adam's curseAdam’s Curse: A Future Without Men

by Bryan Sykes

Book Review

Adam’s Curse is a book about the Y chromosome, which carries the genes determining the sex of mammals. The title is misleading. There’s only a brief discussion in the final chapter regarding the instability of the Y chromosome (due to mutations), which Sykes predicts will lead to its eventual distinction in 5,000 generations (125,000 years). Most of the book concerns the history and evolutionary function of sex differentiation, the use of the Y chromosome and maternal DNA (carried on the mitochondria*) to trace historic migrations, the phenomenon of “group selection” (whereby individuals are genetically programmed to sacrifice themselves for their species) and the genetic basis of patriarchy and homosexuality.

Because neither maternal DNA nor the Y chromosome undergo recombination** at the time of cell division, both remain highly stable over thousands of generations. This feature been invaluable in tracing the prehistoric migration of Neanderthals, Polynesians, Vikings, Native Americans, Australian aborigines and other population groups. Sykes subscribes to the “selfish gene” theory, which asserts that most of human behavior is directed towards the survival of our unique genetic material, ie our genes drive behavior that favors their survival.

The study of thousands of Y chromosomes reveals that “super-Y” chromosomes occur much more frequently than others. In most cases they’re derived from testosterone-driven warriors (eg Vikings and Mongol warriors like Genghis Khan) who used their aptitude for violence, ruthlessness and wealth acquisition to spread their Y chromosome to a disproportionate number of women.

According to Sykes this “crazed ambition of the Y chromosome” to “multiply without limit” leads to endless wars, land annexation and enslavement of women. As he points out in his introduction, it’s quite rare for women to commitment violent crimes, become tyrants or start wars. He also has grave concerns that this unholy alliance between “super Y chromosomes” and an unchecked drive for wealth and power is leading to imminent planetary destruction.

A British financial analyst recently made the observation that the global economy would still be intact if Lehman Brothers had been Lehman Sisters. Recent studies show women make better financial traders because they’re more risk adverse.

The chapter I found most interesting concerns the genetic origin of sexual reproduction, ie the exchange of genetic material during reproduction, and male and female sexual identity. I was particularly fascinated to learn that organelles like chloroplasts (plants only) and mitochondria were originally bacteria, with their own DNA, that were captured by larger cells. This modification enabled the larger cells to produce much more energy, which allowed them to specialize and become multi-celled organisms.

My second favorite chapter concerns research into the genetic basis of homosexuality.
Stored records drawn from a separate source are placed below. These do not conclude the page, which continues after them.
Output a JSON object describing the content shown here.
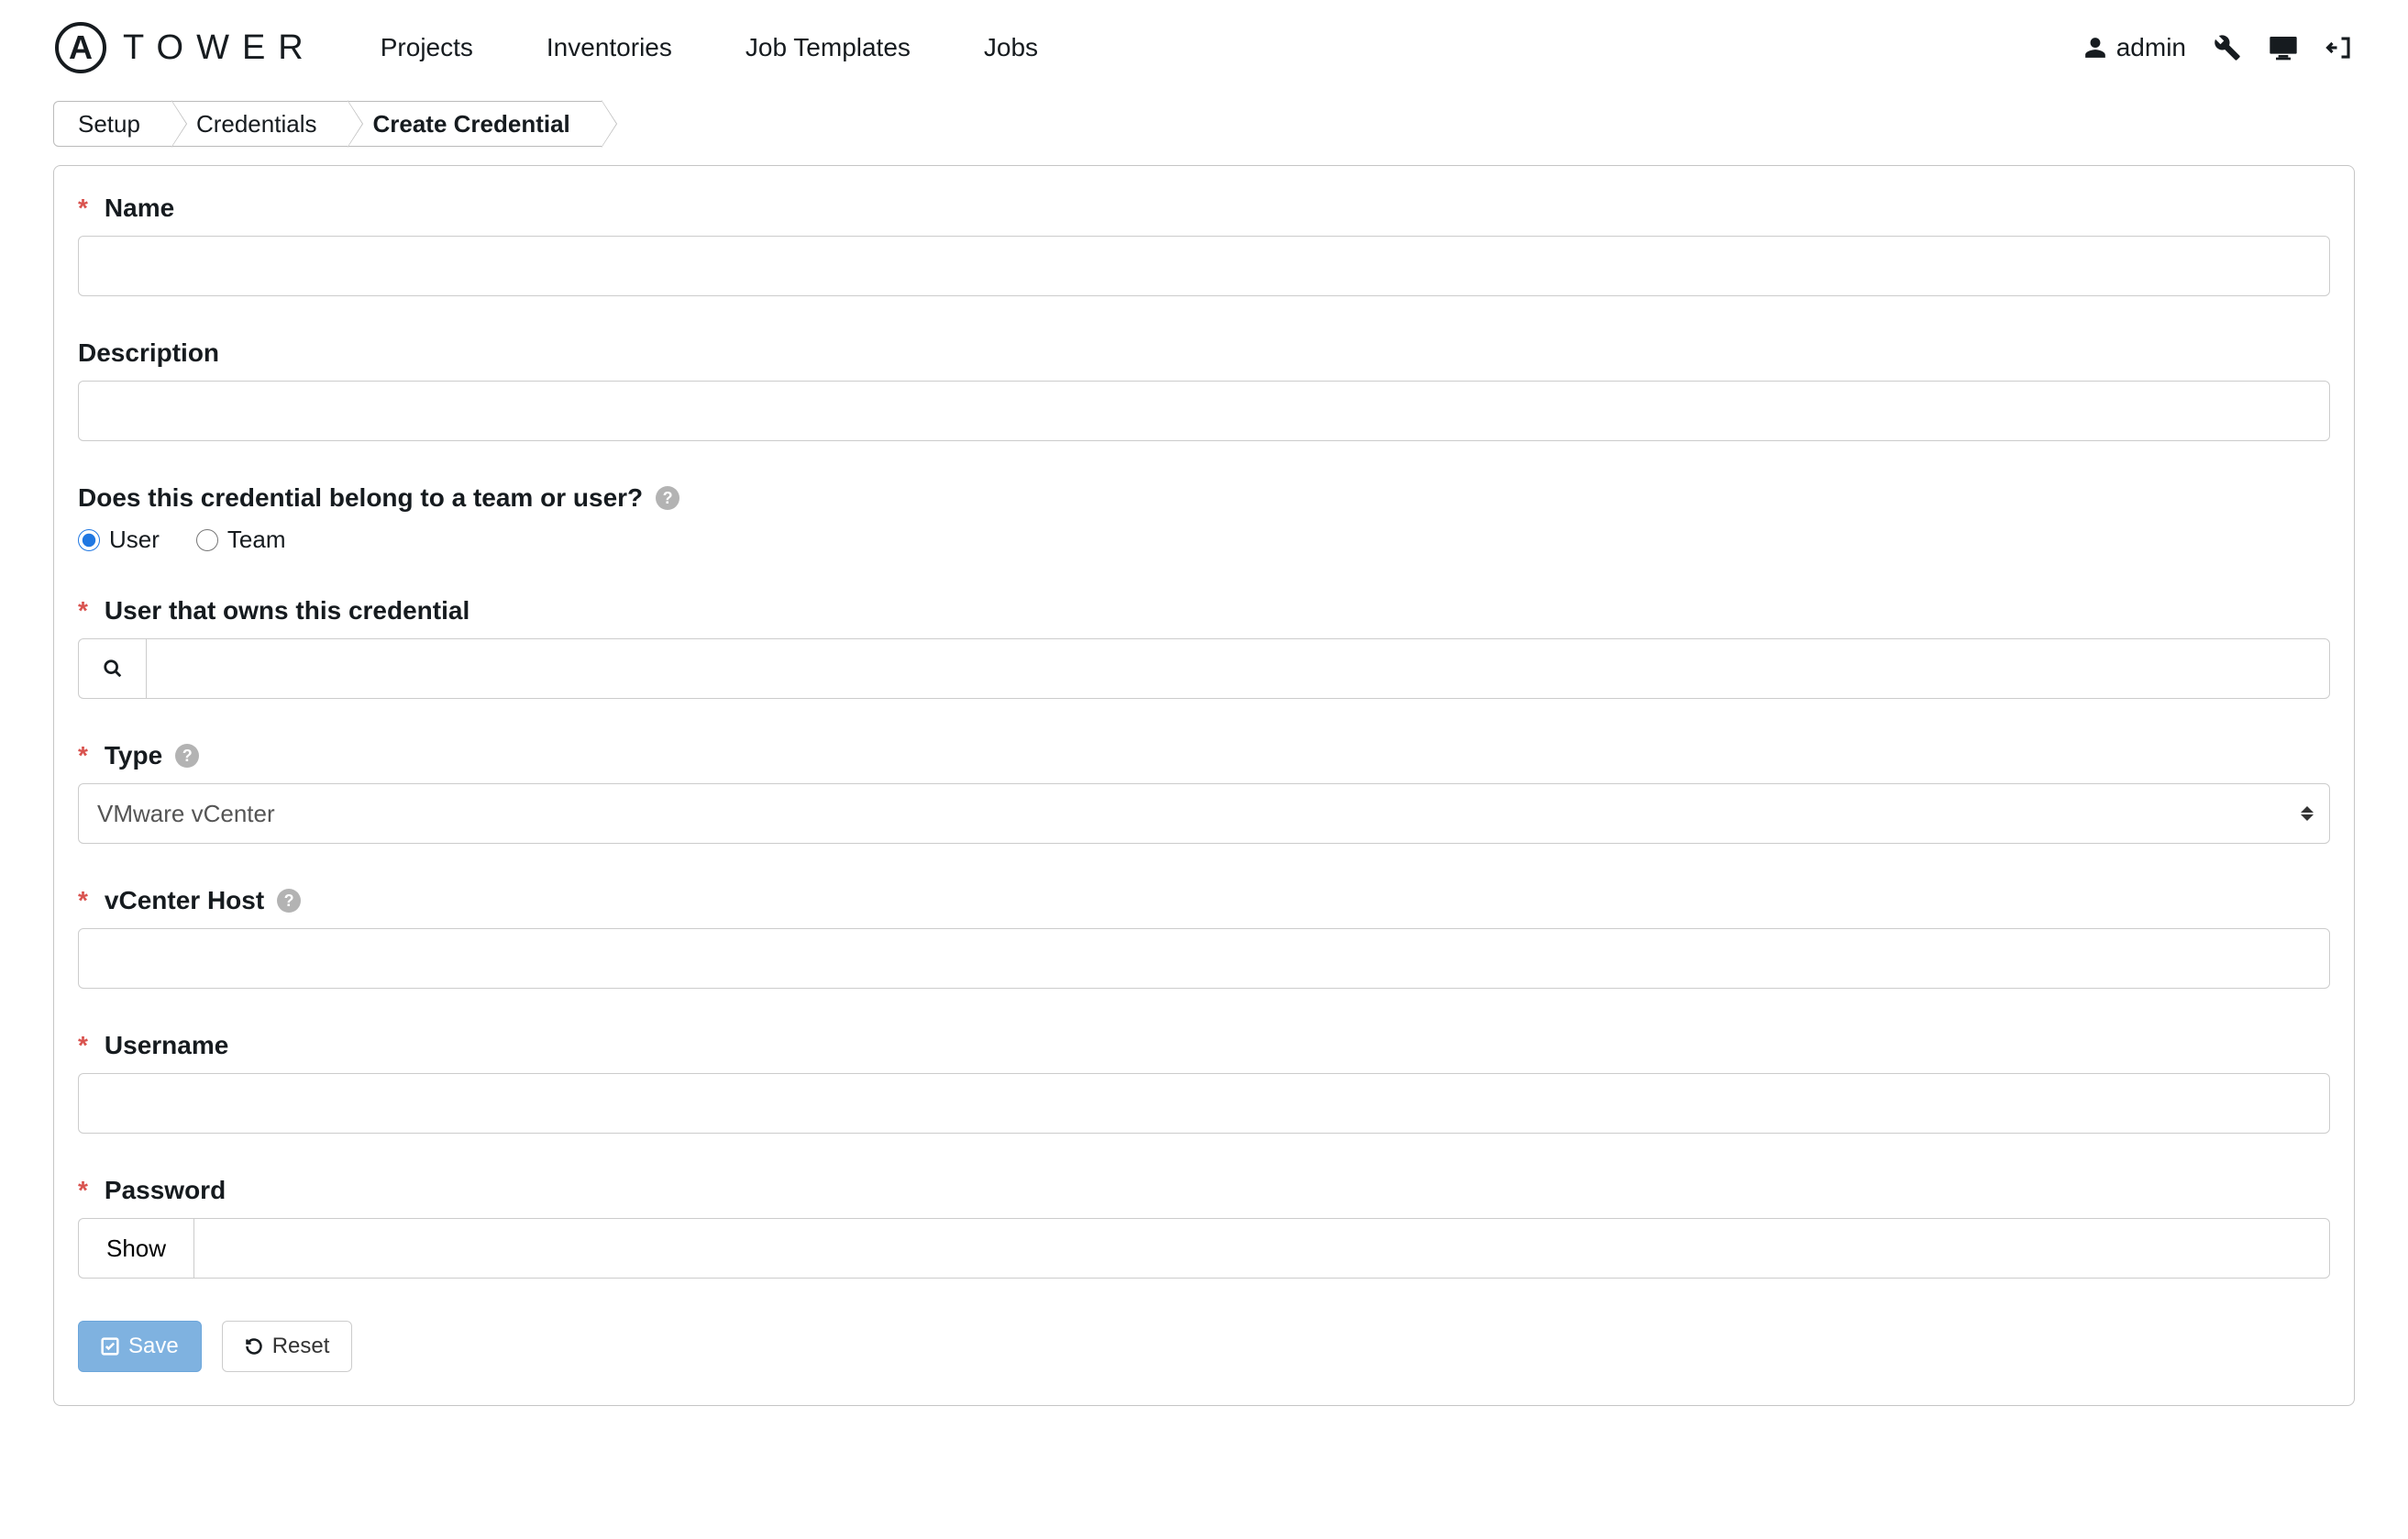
{
  "brand": {
    "logo_letter": "A",
    "name": "TOWER"
  },
  "nav": {
    "projects": "Projects",
    "inventories": "Inventories",
    "job_templates": "Job Templates",
    "jobs": "Jobs"
  },
  "user": {
    "name": "admin"
  },
  "breadcrumb": {
    "setup": "Setup",
    "credentials": "Credentials",
    "create": "Create Credential"
  },
  "form": {
    "name_label": "Name",
    "name_value": "",
    "description_label": "Description",
    "description_value": "",
    "owner_question": "Does this credential belong to a team or user?",
    "radio_user": "User",
    "radio_team": "Team",
    "user_owner_label": "User that owns this credential",
    "user_owner_value": "",
    "type_label": "Type",
    "type_value": "VMware vCenter",
    "vcenter_host_label": "vCenter Host",
    "vcenter_host_value": "",
    "username_label": "Username",
    "username_value": "",
    "password_label": "Password",
    "password_show": "Show",
    "password_value": ""
  },
  "buttons": {
    "save": "Save",
    "reset": "Reset"
  }
}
Geneticists have identified an SRY gene on the Y chromosome that switches on testosterone production when the embryo is six weeks of age. Embryos exposed to testosterone develop male sexual organs. Those that aren’t are automatically programmed to become female.

There’s also a brain structure called the bed nucleus of the stria terminalis (BST) which determines a child’s gender identity and sexual orientation. Testosterone exposure during embryonic development causes it to be larger. It’s much smaller in women, homosexuals and transsexuals. Especially after the birth of one or more sons, women develop antibodies to the H-Y antigen on the Y chromosome. These antibodies, in turn, act to lower fetal testosterone levels, resulting in a smaller BST.


*A mitochondria is an organelle found in large numbers in each cell responsible for respiration and energy production.
**DNA recombination involves the exchange of genetic material between different chromosomes or between different regions on the same chromosomes.